Task details
Check each line of the records for "title"; collect those that have it.

Given entries below:

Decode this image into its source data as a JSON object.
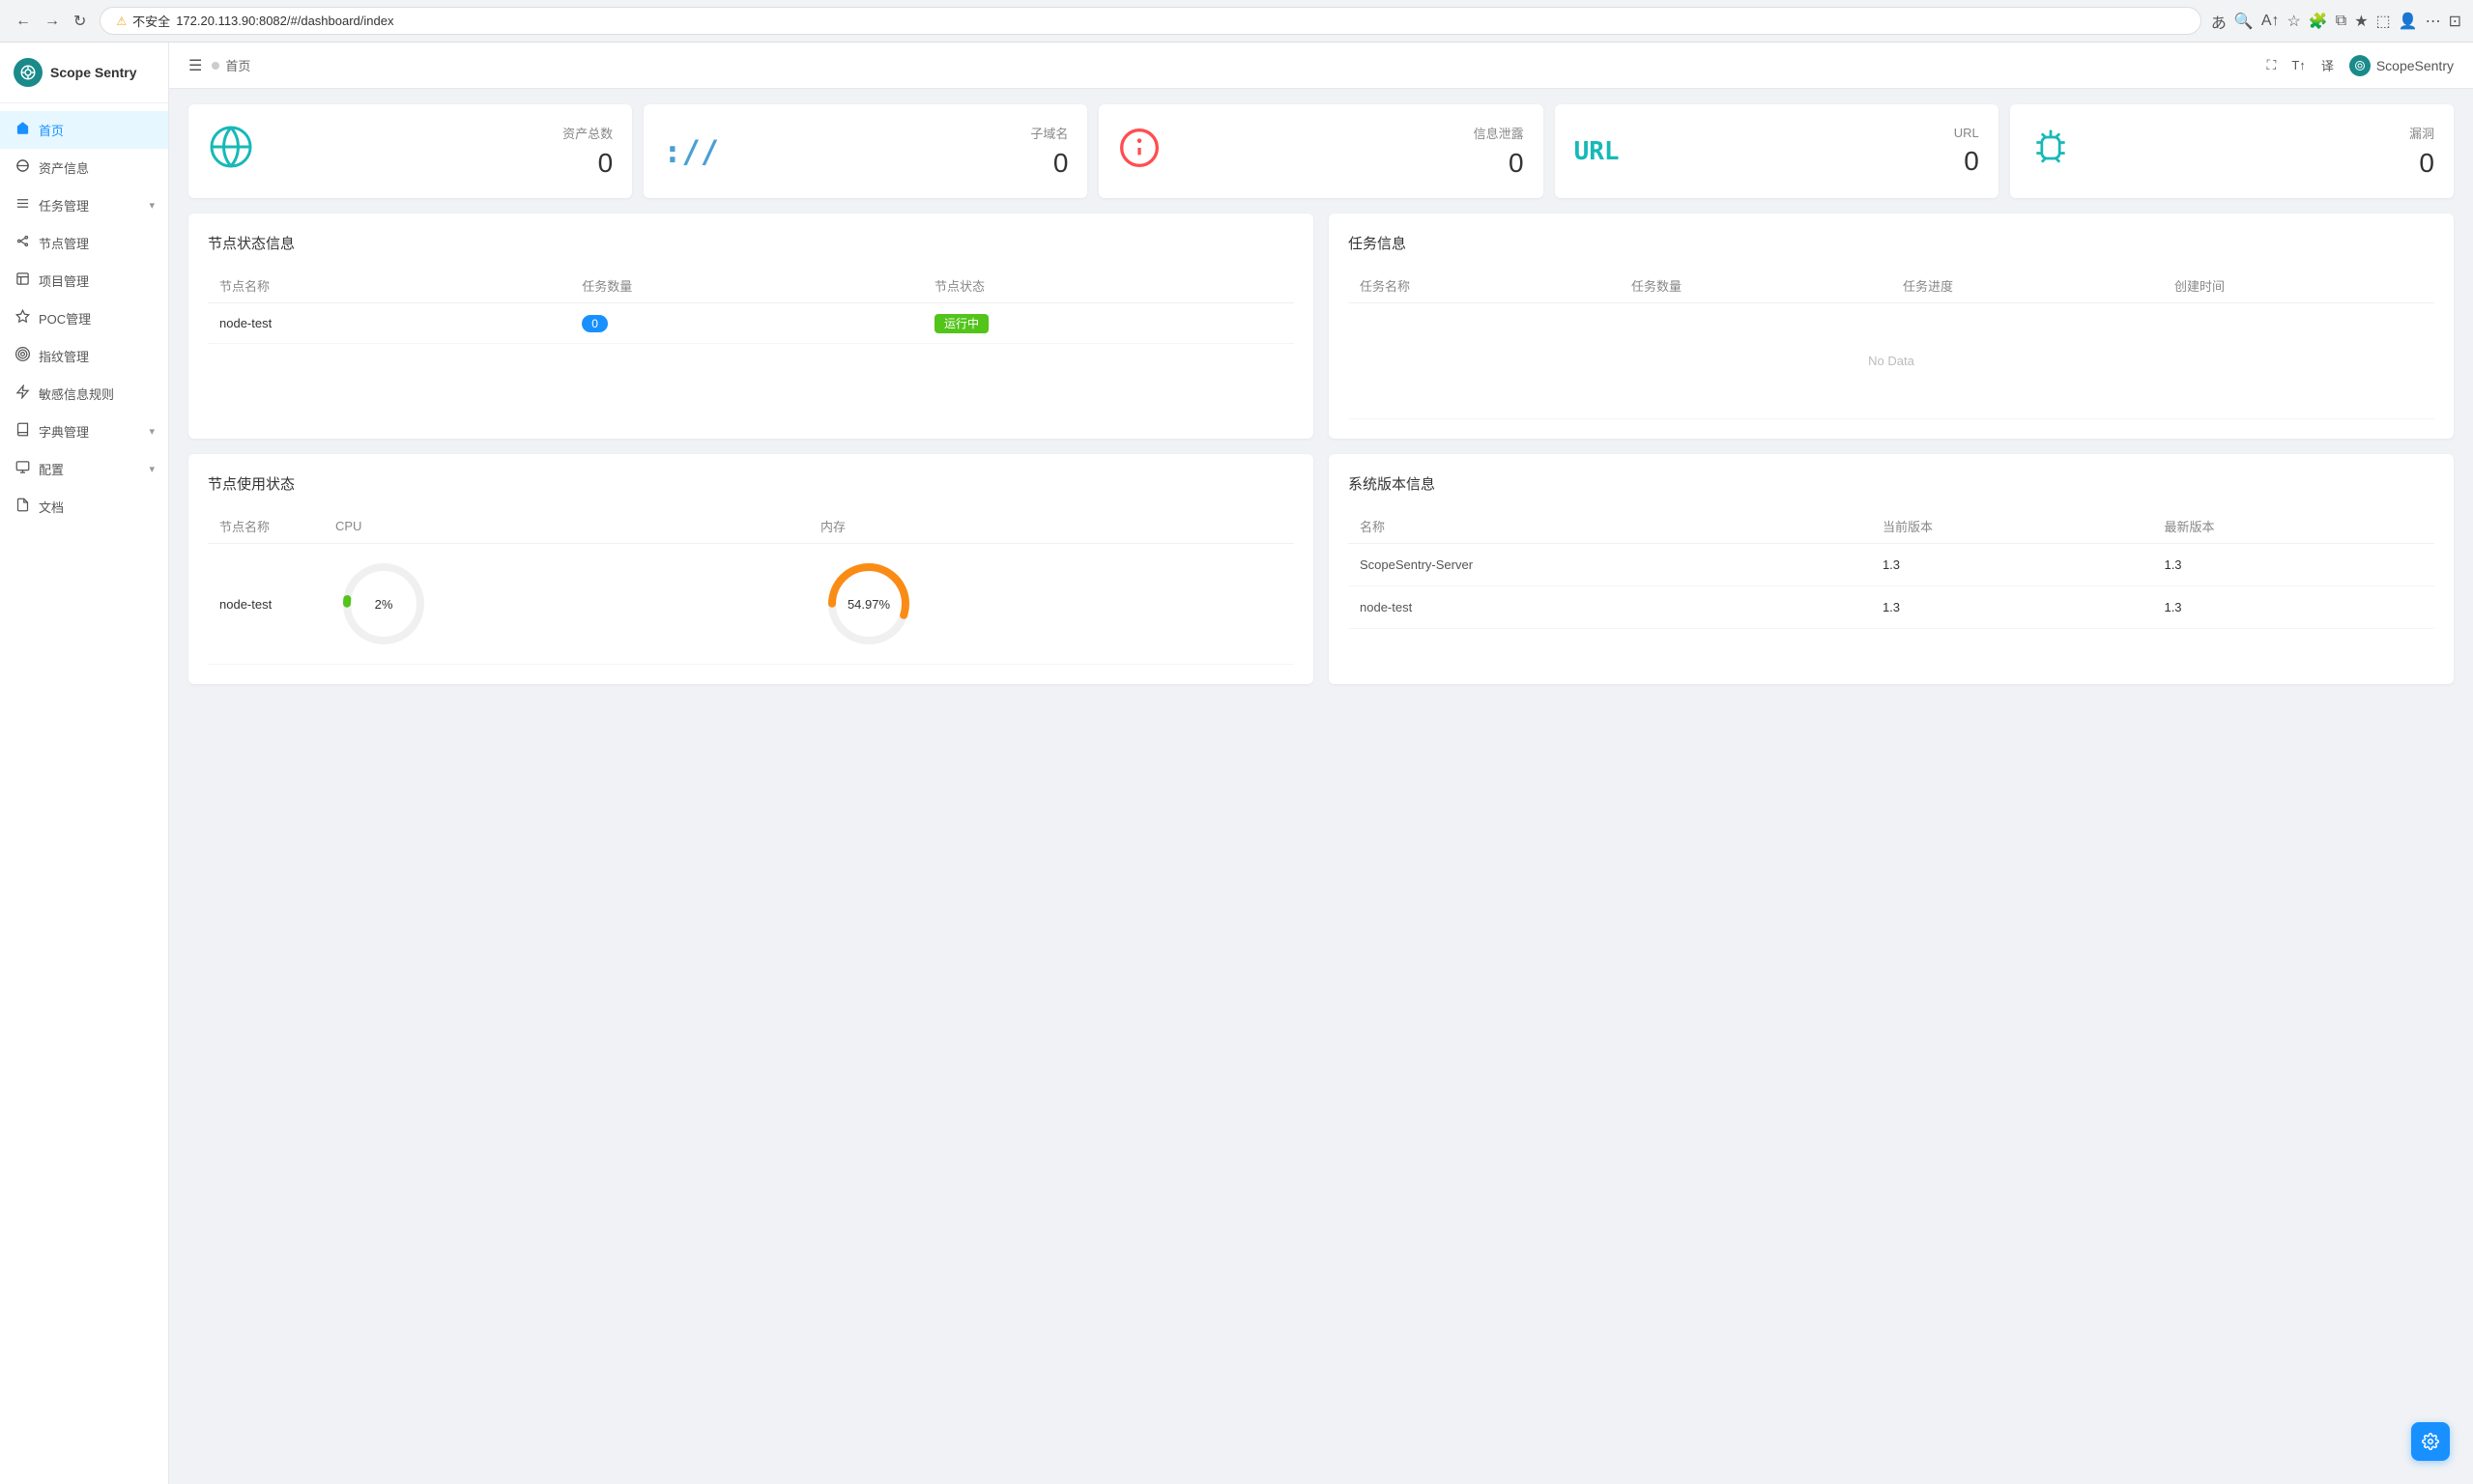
{
  "browser": {
    "url": "172.20.113.90:8082/#/dashboard/index",
    "warning_text": "不安全"
  },
  "app": {
    "logo_icon": "S",
    "logo_text": "Scope Sentry"
  },
  "sidebar": {
    "items": [
      {
        "id": "home",
        "label": "首页",
        "icon": "⊙",
        "active": true
      },
      {
        "id": "assets",
        "label": "资产信息",
        "icon": "○"
      },
      {
        "id": "tasks",
        "label": "任务管理",
        "icon": "≡",
        "has_arrow": true
      },
      {
        "id": "nodes",
        "label": "节点管理",
        "icon": "♟"
      },
      {
        "id": "projects",
        "label": "项目管理",
        "icon": "▣"
      },
      {
        "id": "poc",
        "label": "POC管理",
        "icon": "⚙"
      },
      {
        "id": "fingerprint",
        "label": "指纹管理",
        "icon": "◎"
      },
      {
        "id": "sensitive",
        "label": "敏感信息规则",
        "icon": "⚡"
      },
      {
        "id": "dictionary",
        "label": "字典管理",
        "icon": "📖",
        "has_arrow": true
      },
      {
        "id": "config",
        "label": "配置",
        "icon": "⚙",
        "has_arrow": true
      },
      {
        "id": "docs",
        "label": "文档",
        "icon": "📄"
      }
    ]
  },
  "topbar": {
    "breadcrumb": "首页",
    "brand_text": "ScopeSentry"
  },
  "stats": [
    {
      "id": "total-assets",
      "label": "资产总数",
      "value": "0",
      "icon": "globe"
    },
    {
      "id": "subdomains",
      "label": "子域名",
      "value": "0",
      "icon": "subdomain"
    },
    {
      "id": "info-leak",
      "label": "信息泄露",
      "value": "0",
      "icon": "info"
    },
    {
      "id": "url",
      "label": "URL",
      "value": "0",
      "icon": "url"
    },
    {
      "id": "vuln",
      "label": "漏洞",
      "value": "0",
      "icon": "bug"
    }
  ],
  "node_status": {
    "title": "节点状态信息",
    "columns": [
      "节点名称",
      "任务数量",
      "节点状态"
    ],
    "rows": [
      {
        "name": "node-test",
        "task_count": "0",
        "status": "运行中"
      }
    ]
  },
  "task_info": {
    "title": "任务信息",
    "columns": [
      "任务名称",
      "任务数量",
      "任务进度",
      "创建时间"
    ],
    "no_data": "No Data"
  },
  "node_usage": {
    "title": "节点使用状态",
    "columns": [
      "节点名称",
      "CPU",
      "内存"
    ],
    "rows": [
      {
        "name": "node-test",
        "cpu_percent": 2,
        "cpu_label": "2%",
        "mem_percent": 54.97,
        "mem_label": "54.97%"
      }
    ]
  },
  "system_version": {
    "title": "系统版本信息",
    "columns": [
      "名称",
      "当前版本",
      "最新版本"
    ],
    "rows": [
      {
        "name": "ScopeSentry-Server",
        "current": "1.3",
        "latest": "1.3"
      },
      {
        "name": "node-test",
        "current": "1.3",
        "latest": "1.3"
      }
    ]
  },
  "colors": {
    "primary": "#1890ff",
    "running": "#52c41a",
    "teal": "#17b8b8",
    "cpu_ring": "#52c41a",
    "mem_ring": "#fa8c16"
  }
}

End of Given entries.

Completed task
    "title": "节点状态信息",
    "title": "任务信息",
    "title": "节点使用状态",
    "title": "系统版本信息",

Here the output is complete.